DEBBIE HARRY: It’s been going on for quite a long time historically. The right to vote, the right to work. I can’t imagine what it was like to be considered as someones piece of property.

CHRISTINA LESSA: You came up through

very interesting times. You experienced a bit of the 50’s, a lot of the 60’s, the 70’s – the woman’s lib era, do you feel there has been great movement up to this point?

DEBBIE HARRY: Yes I do. I can’t predict whether it will ever really go all the way. I think that it’s sort of weird because I think a lot of what is changing is biological—and that had to do with Mother Nature. It’s sort of expedient to life on this planet. I think it’s related to overpopulation and the fact that so many people are coming out as being of alternate sexualities and not necessarily wanting to raise a family or finding the basic urge to do that. This may be the beginning of woman’s role changing in society. That is interesting to me. I think that hormones govern everything and that man’s hormonal drive is to propagate and to create more life. In many cases a woman’s hormonal drive is to do the same thing. I can’t possibly predict or think that that will change radically. We sort of have to have that. Through it all to have a sense of peace with that to say well OK we can do that and we can do this. I also think the struggle and the burden and the onus is put on men traditionally to be the breadwinner and the supporter and what that has done to them and their thinking, their sociology, is kind of warped as well.It’s been going on for such a long time, all the warring, I guess we are going back to politics. We can’t live without it. I think that religions have taken advantage of that and that has a lot to do with women’s oppression.

I think by now people should understand that these stories and legends in all the religious books are simply that. They are metaphors and not true stories. Anybody who takes that as fact, I just think, “wow.” Not everyone in this world is super smart or well read and they have been mislead and taken advantage of. No one is perfect and we all have our system of beliefs. I went to see “Noah” and it’s a great film but I think many people actually believe that that happened. If you look at geological studies there were floods everywhere. There’s a flood in every religious story. It’s prettied up about the survival. And that is the beauty of it. We are reinforced about survival. That though this horrible loss of life and the flood taking everything, in that sense it’s strengthening. Everyone takes it verbatim and religious leaders take advantage of it to polarize genders and keep women down.

CHRISTINA LESSA: Tell me what interests you right now?

DEBBIE HARRY: I’m pretty focused on what we are doing. I have a pretty full time job. I like film. I like movies. I like to read. As far as art goes I am focusing on people that I know. I’ve sort of made friends with Elizabeth Peyton, Tony Just and Robert Harms and a few people like that. I don’t know, I guess being in New York you’ve worked with different photographers. I had a little meeting with Allan Tannenbaum who is putting out a little portfolio of his years in the 70’s working for the Soho News. Fortunately for me I have been around a lot of these people.

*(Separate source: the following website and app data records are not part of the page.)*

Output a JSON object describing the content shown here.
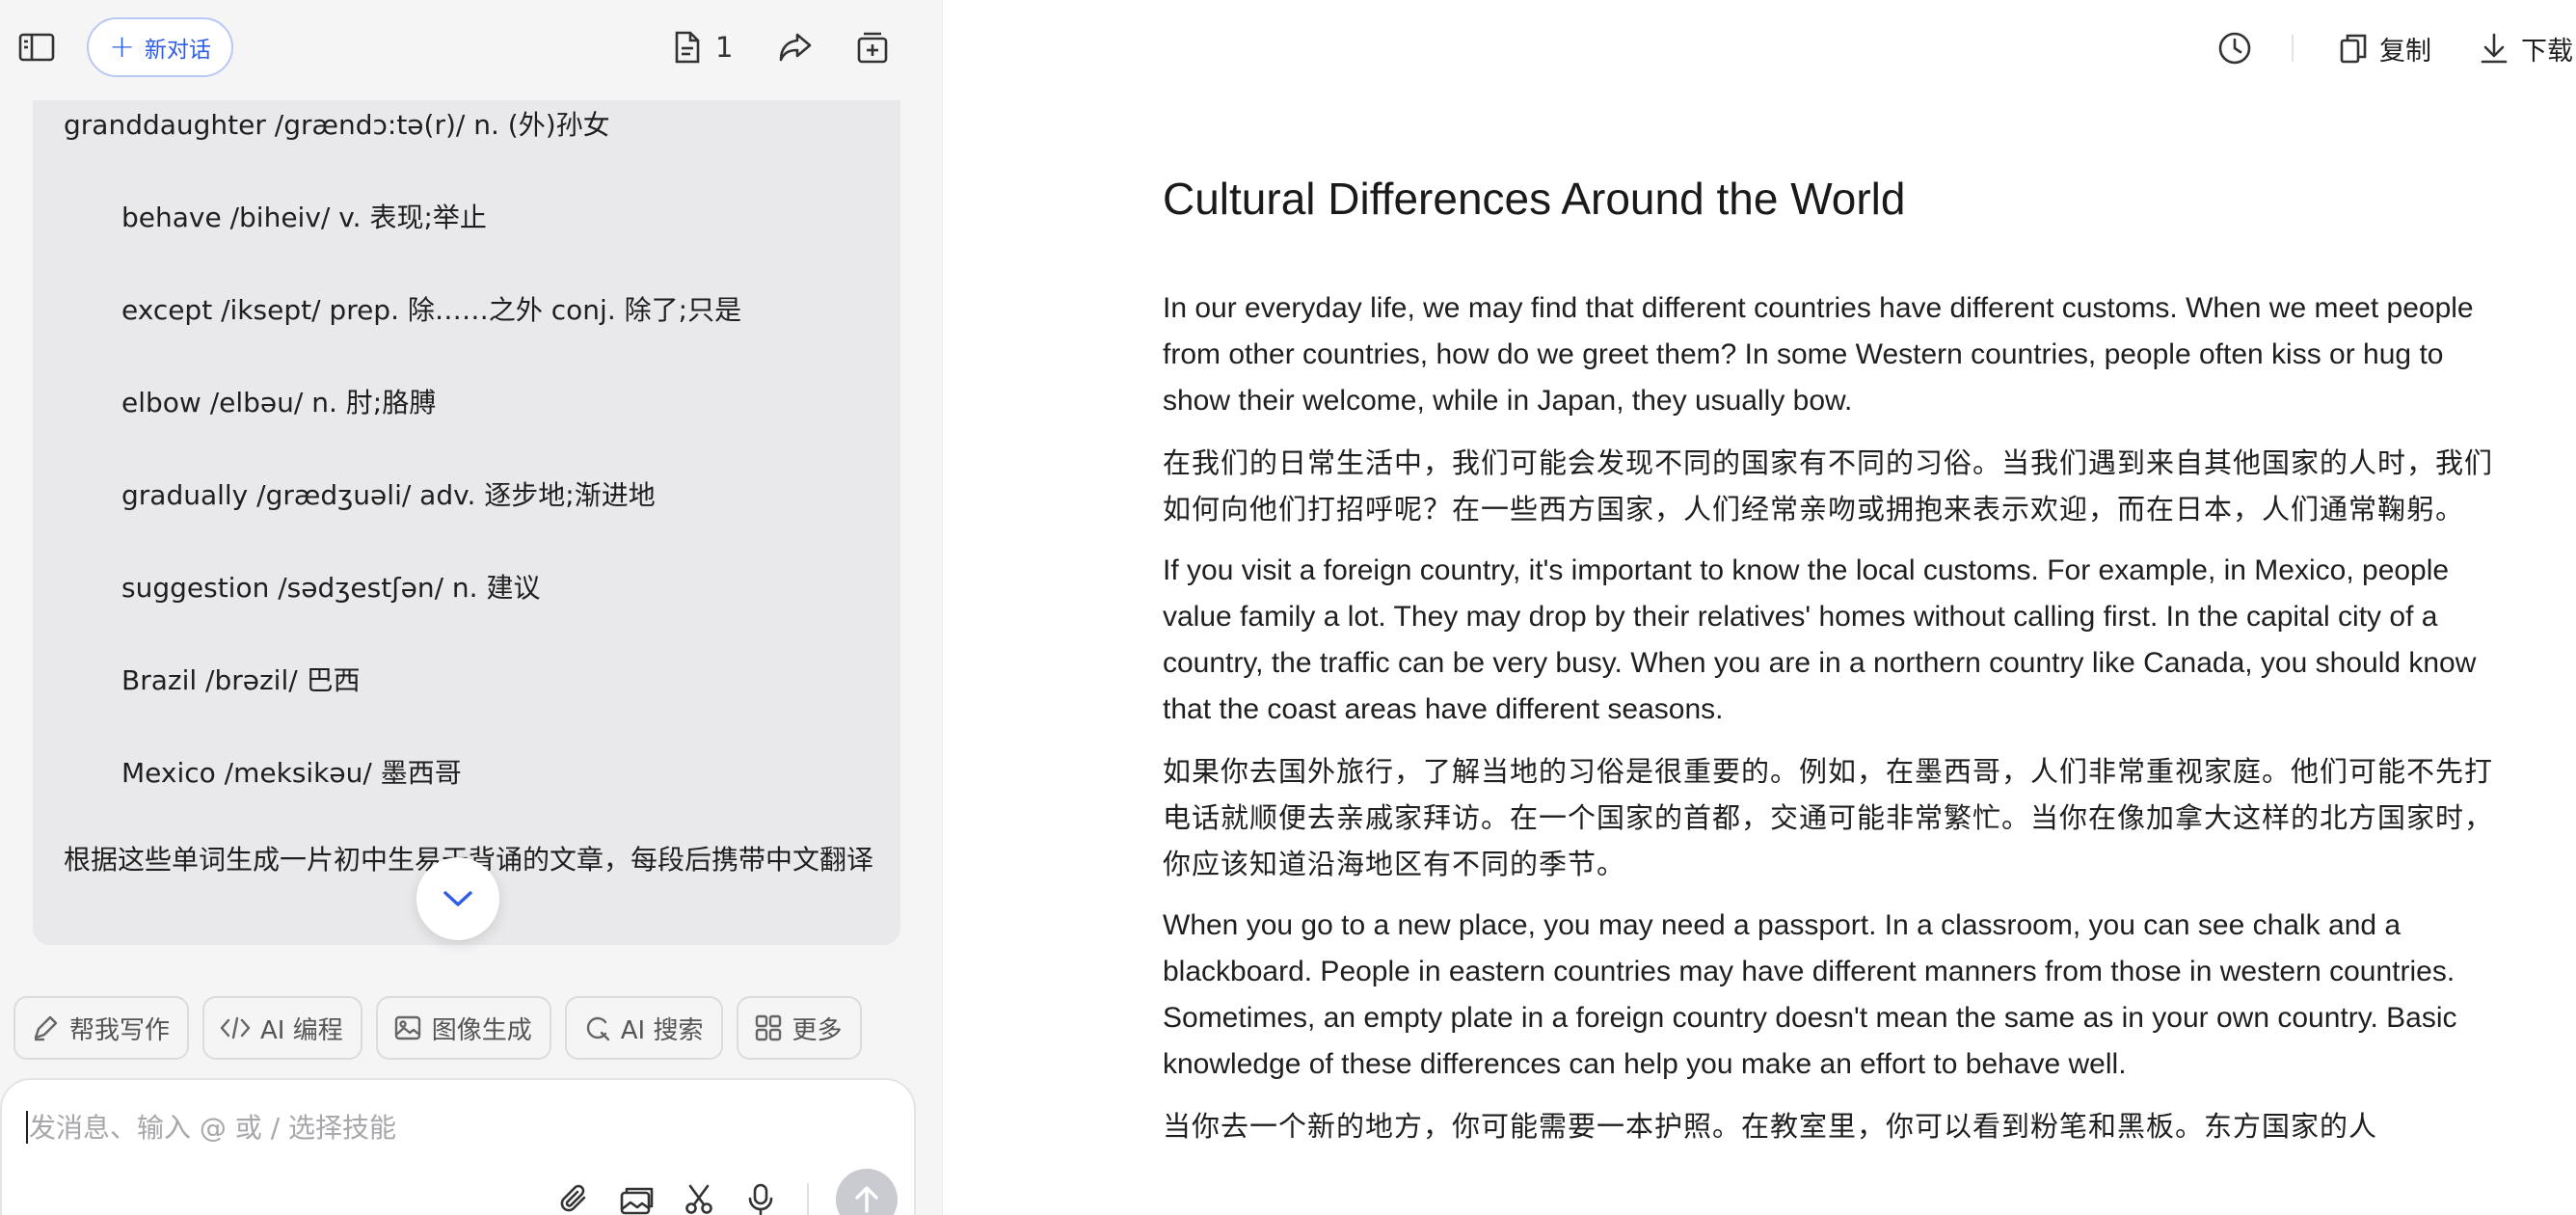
{
  "header": {
    "new_chat_label": "新对话",
    "doc_count": "1"
  },
  "chat": {
    "vocab_first": "granddaughter /grændɔ:tə(r)/ n. (外)孙女",
    "vocab": [
      "behave /biheiv/ v. 表现;举止",
      "except /iksept/ prep. 除……之外 conj. 除了;只是",
      "elbow /elbəu/ n. 肘;胳膊",
      "gradually /grædʒuəli/ adv. 逐步地;渐进地",
      "suggestion /sədʒestʃən/ n. 建议",
      "Brazil /brəzil/ 巴西",
      "Mexico /meksikəu/ 墨西哥"
    ],
    "prompt": "根据这些单词生成一片初中生易于背诵的文章，每段后携带中文翻译"
  },
  "skills": [
    {
      "label": "帮我写作",
      "icon": "pen-icon"
    },
    {
      "label": "AI 编程",
      "icon": "code-icon"
    },
    {
      "label": "图像生成",
      "icon": "image-icon"
    },
    {
      "label": "AI 搜索",
      "icon": "search-icon"
    },
    {
      "label": "更多",
      "icon": "grid-icon"
    }
  ],
  "composer": {
    "placeholder": "发消息、输入 @ 或 / 选择技能"
  },
  "doc_toolbar": {
    "copy_label": "复制",
    "download_label": "下载"
  },
  "article": {
    "title": "Cultural Differences Around the World",
    "paragraphs": [
      {
        "lang": "en",
        "text": "In our everyday life, we may find that different countries have different customs. When we meet people from other countries, how do we greet them? In some Western countries, people often kiss or hug to show their welcome, while in Japan, they usually bow."
      },
      {
        "lang": "zh",
        "text": "在我们的日常生活中，我们可能会发现不同的国家有不同的习俗。当我们遇到来自其他国家的人时，我们如何向他们打招呼呢？在一些西方国家，人们经常亲吻或拥抱来表示欢迎，而在日本，人们通常鞠躬。"
      },
      {
        "lang": "en",
        "text": "If you visit a foreign country, it's important to know the local customs. For example, in Mexico, people value family a lot. They may drop by their relatives' homes without calling first. In the capital city of a country, the traffic can be very busy. When you are in a northern country like Canada, you should know that the coast areas have different seasons."
      },
      {
        "lang": "zh",
        "text": "如果你去国外旅行，了解当地的习俗是很重要的。例如，在墨西哥，人们非常重视家庭。他们可能不先打电话就顺便去亲戚家拜访。在一个国家的首都，交通可能非常繁忙。当你在像加拿大这样的北方国家时，你应该知道沿海地区有不同的季节。"
      },
      {
        "lang": "en",
        "text": "When you go to a new place, you may need a passport. In a classroom, you can see chalk and a blackboard. People in eastern countries may have different manners from those in western countries. Sometimes, an empty plate in a foreign country doesn't mean the same as in your own country. Basic knowledge of these differences can help you make an effort to behave well."
      },
      {
        "lang": "zh",
        "text": "当你去一个新的地方，你可能需要一本护照。在教室里，你可以看到粉笔和黑板。东方国家的人"
      }
    ]
  }
}
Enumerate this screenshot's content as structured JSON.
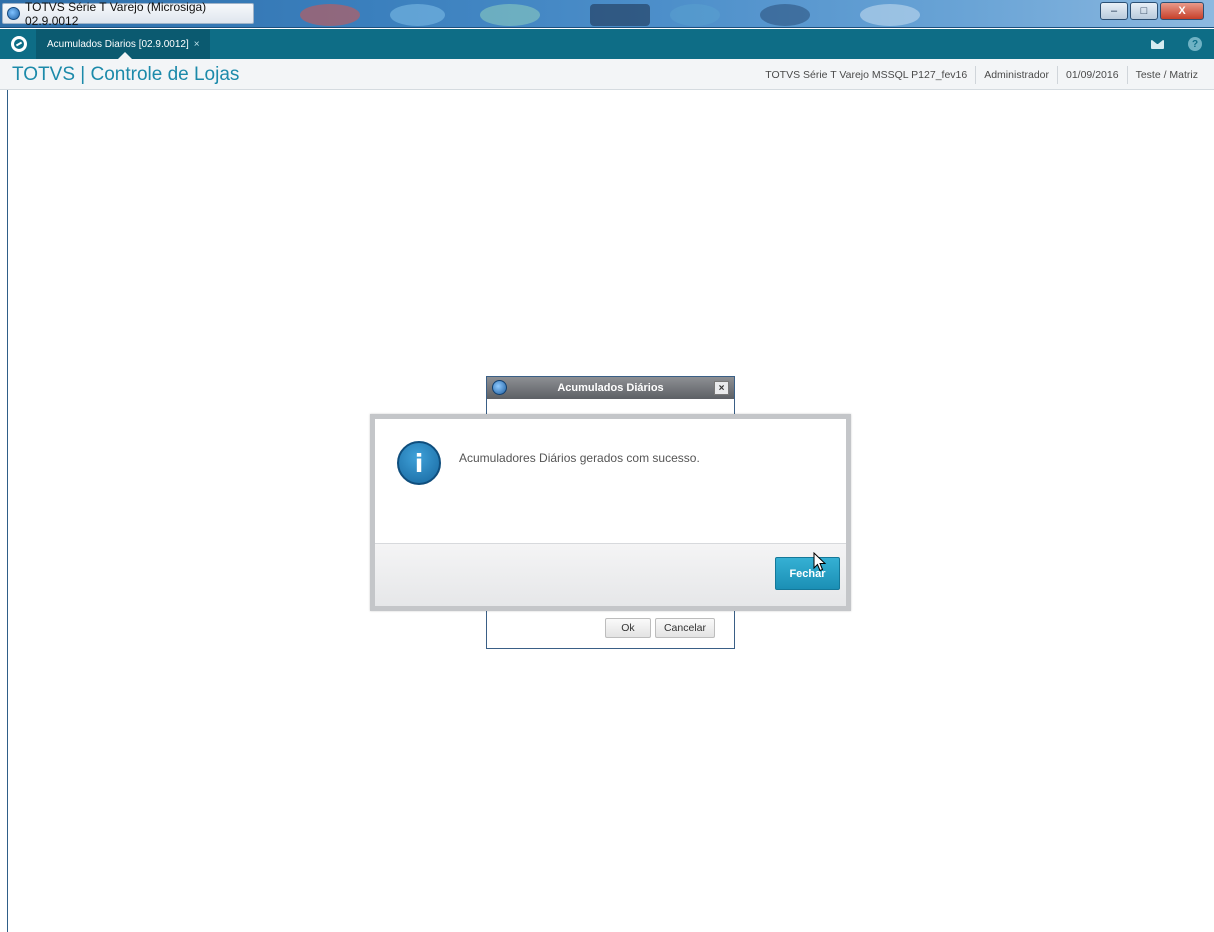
{
  "window": {
    "title": "TOTVS Série T Varejo (Microsiga) 02.9.0012",
    "controls": {
      "minimize": "–",
      "maximize": "□",
      "close": "X"
    }
  },
  "tabbar": {
    "tab_label": "Acumulados Diarios [02.9.0012]",
    "tab_close": "×",
    "help_glyph": "?"
  },
  "header": {
    "app_title": "TOTVS | Controle de Lojas",
    "environment": "TOTVS Série T Varejo MSSQL P127_fev16",
    "user": "Administrador",
    "date": "01/09/2016",
    "branch": "Teste / Matriz"
  },
  "background_dialog": {
    "title": "Acumulados Diários",
    "close_glyph": "×",
    "ok_label": "Ok",
    "cancel_label": "Cancelar"
  },
  "message_dialog": {
    "icon_glyph": "i",
    "message": "Acumuladores Diários gerados com sucesso.",
    "close_label": "Fechar"
  },
  "colors": {
    "tabbar": "#0e6d86",
    "title_accent": "#1c8aaa",
    "primary_button": "#1b8fb5"
  }
}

CHRISTINA LESSA: What do you see for yourself in the future?

DEBBIE HARRY: I think that when you look at someone with some kind of fame, you may assume that they have no questions in their mind about themselves…. but I do. I have questions. I realize how lucky I am, but I keep working to eliminate some of the things that hold me back. That’s my own personal quest. I don’t know if everybody has it. I think many people are completely satisfied with what they are doing and do it well and carry on. I feel like I am getting better at what I do and it’s very satisfying, but I’m still seeking answers.